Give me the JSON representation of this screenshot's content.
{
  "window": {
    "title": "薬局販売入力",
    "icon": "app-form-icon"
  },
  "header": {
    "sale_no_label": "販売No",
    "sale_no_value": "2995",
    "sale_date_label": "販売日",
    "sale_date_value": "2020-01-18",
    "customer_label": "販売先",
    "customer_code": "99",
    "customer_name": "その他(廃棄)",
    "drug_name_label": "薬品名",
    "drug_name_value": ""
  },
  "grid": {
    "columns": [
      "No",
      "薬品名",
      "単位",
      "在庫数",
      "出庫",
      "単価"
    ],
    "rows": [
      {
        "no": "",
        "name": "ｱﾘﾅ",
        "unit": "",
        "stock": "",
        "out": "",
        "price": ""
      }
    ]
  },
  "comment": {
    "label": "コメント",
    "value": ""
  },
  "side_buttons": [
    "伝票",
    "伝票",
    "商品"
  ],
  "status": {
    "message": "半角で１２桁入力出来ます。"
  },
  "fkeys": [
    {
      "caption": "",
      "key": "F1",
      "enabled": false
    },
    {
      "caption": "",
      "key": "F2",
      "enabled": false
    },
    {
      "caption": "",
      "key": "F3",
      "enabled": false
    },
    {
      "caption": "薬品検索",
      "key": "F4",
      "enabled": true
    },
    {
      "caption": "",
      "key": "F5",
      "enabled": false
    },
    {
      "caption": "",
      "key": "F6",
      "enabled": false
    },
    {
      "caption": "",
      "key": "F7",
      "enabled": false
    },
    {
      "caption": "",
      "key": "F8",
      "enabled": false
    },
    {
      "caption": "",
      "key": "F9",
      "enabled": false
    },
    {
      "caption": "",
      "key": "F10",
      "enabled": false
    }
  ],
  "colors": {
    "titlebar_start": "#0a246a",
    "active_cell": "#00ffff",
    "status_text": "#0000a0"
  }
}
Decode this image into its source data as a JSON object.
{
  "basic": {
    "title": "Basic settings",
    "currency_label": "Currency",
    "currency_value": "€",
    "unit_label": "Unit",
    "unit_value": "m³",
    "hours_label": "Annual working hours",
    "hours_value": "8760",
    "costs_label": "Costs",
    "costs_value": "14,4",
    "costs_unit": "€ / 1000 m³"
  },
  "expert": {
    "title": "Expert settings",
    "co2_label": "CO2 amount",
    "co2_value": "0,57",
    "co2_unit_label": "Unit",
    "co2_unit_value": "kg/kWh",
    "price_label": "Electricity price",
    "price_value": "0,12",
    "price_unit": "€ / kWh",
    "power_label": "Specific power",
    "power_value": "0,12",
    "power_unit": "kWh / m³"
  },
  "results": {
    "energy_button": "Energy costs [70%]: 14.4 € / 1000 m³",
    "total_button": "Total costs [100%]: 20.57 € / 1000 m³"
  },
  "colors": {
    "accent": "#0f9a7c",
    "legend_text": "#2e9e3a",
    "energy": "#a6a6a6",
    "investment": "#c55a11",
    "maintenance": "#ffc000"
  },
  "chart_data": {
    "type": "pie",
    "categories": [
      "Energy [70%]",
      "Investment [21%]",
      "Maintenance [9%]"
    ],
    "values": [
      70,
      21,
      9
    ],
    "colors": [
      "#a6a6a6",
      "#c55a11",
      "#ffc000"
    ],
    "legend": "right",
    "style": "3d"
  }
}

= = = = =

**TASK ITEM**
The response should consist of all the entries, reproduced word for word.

**RESULT BELOW**
Give me the JSON representation of this screenshot's content.
{
  "window": {
    "title": "薬局販売入力",
    "icon": "app-form-icon"
  },
  "header": {
    "sale_no_label": "販売No",
    "sale_no_value": "2995",
    "sale_date_label": "販売日",
    "sale_date_value": "2020-01-18",
    "customer_label": "販売先",
    "customer_code": "99",
    "customer_name": "その他(廃棄)",
    "drug_name_label": "薬品名",
    "drug_name_value": ""
  },
  "grid": {
    "columns": [
      "No",
      "薬品名",
      "単位",
      "在庫数",
      "出庫",
      "単価"
    ],
    "rows": [
      {
        "no": "",
        "name": "ｱﾘﾅ",
        "unit": "",
        "stock": "",
        "out": "",
        "price": ""
      }
    ]
  },
  "comment": {
    "label": "コメント",
    "value": ""
  },
  "side_buttons": [
    "伝票",
    "伝票",
    "商品"
  ],
  "status": {
    "message": "半角で１２桁入力出来ます。"
  },
  "fkeys": [
    {
      "caption": "",
      "key": "F1",
      "enabled": false
    },
    {
      "caption": "",
      "key": "F2",
      "enabled": false
    },
    {
      "caption": "",
      "key": "F3",
      "enabled": false
    },
    {
      "caption": "薬品検索",
      "key": "F4",
      "enabled": true
    },
    {
      "caption": "",
      "key": "F5",
      "enabled": false
    },
    {
      "caption": "",
      "key": "F6",
      "enabled": false
    },
    {
      "caption": "",
      "key": "F7",
      "enabled": false
    },
    {
      "caption": "",
      "key": "F8",
      "enabled": false
    },
    {
      "caption": "",
      "key": "F9",
      "enabled": false
    },
    {
      "caption": "",
      "key": "F10",
      "enabled": false
    }
  ],
  "colors": {
    "titlebar_start": "#0a246a",
    "active_cell": "#00ffff",
    "status_text": "#0000a0"
  }
}
Decode this image into its source data as a JSON object.
{
  "basic": {
    "title": "Basic settings",
    "currency_label": "Currency",
    "currency_value": "€",
    "unit_label": "Unit",
    "unit_value": "m³",
    "hours_label": "Annual working hours",
    "hours_value": "8760",
    "costs_label": "Costs",
    "costs_value": "14,4",
    "costs_unit": "€ / 1000 m³"
  },
  "expert": {
    "title": "Expert settings",
    "co2_label": "CO2 amount",
    "co2_value": "0,57",
    "co2_unit_label": "Unit",
    "co2_unit_value": "kg/kWh",
    "price_label": "Electricity price",
    "price_value": "0,12",
    "price_unit": "€ / kWh",
    "power_label": "Specific power",
    "power_value": "0,12",
    "power_unit": "kWh / m³"
  },
  "results": {
    "energy_button": "Energy costs [70%]: 14.4 € / 1000 m³",
    "total_button": "Total costs [100%]: 20.57 € / 1000 m³"
  },
  "colors": {
    "accent": "#0f9a7c",
    "legend_text": "#2e9e3a",
    "energy": "#a6a6a6",
    "investment": "#c55a11",
    "maintenance": "#ffc000"
  },
  "chart_data": {
    "type": "pie",
    "categories": [
      "Energy [70%]",
      "Investment [21%]",
      "Maintenance [9%]"
    ],
    "values": [
      70,
      21,
      9
    ],
    "colors": [
      "#a6a6a6",
      "#c55a11",
      "#ffc000"
    ],
    "legend": "right",
    "style": "3d"
  }
}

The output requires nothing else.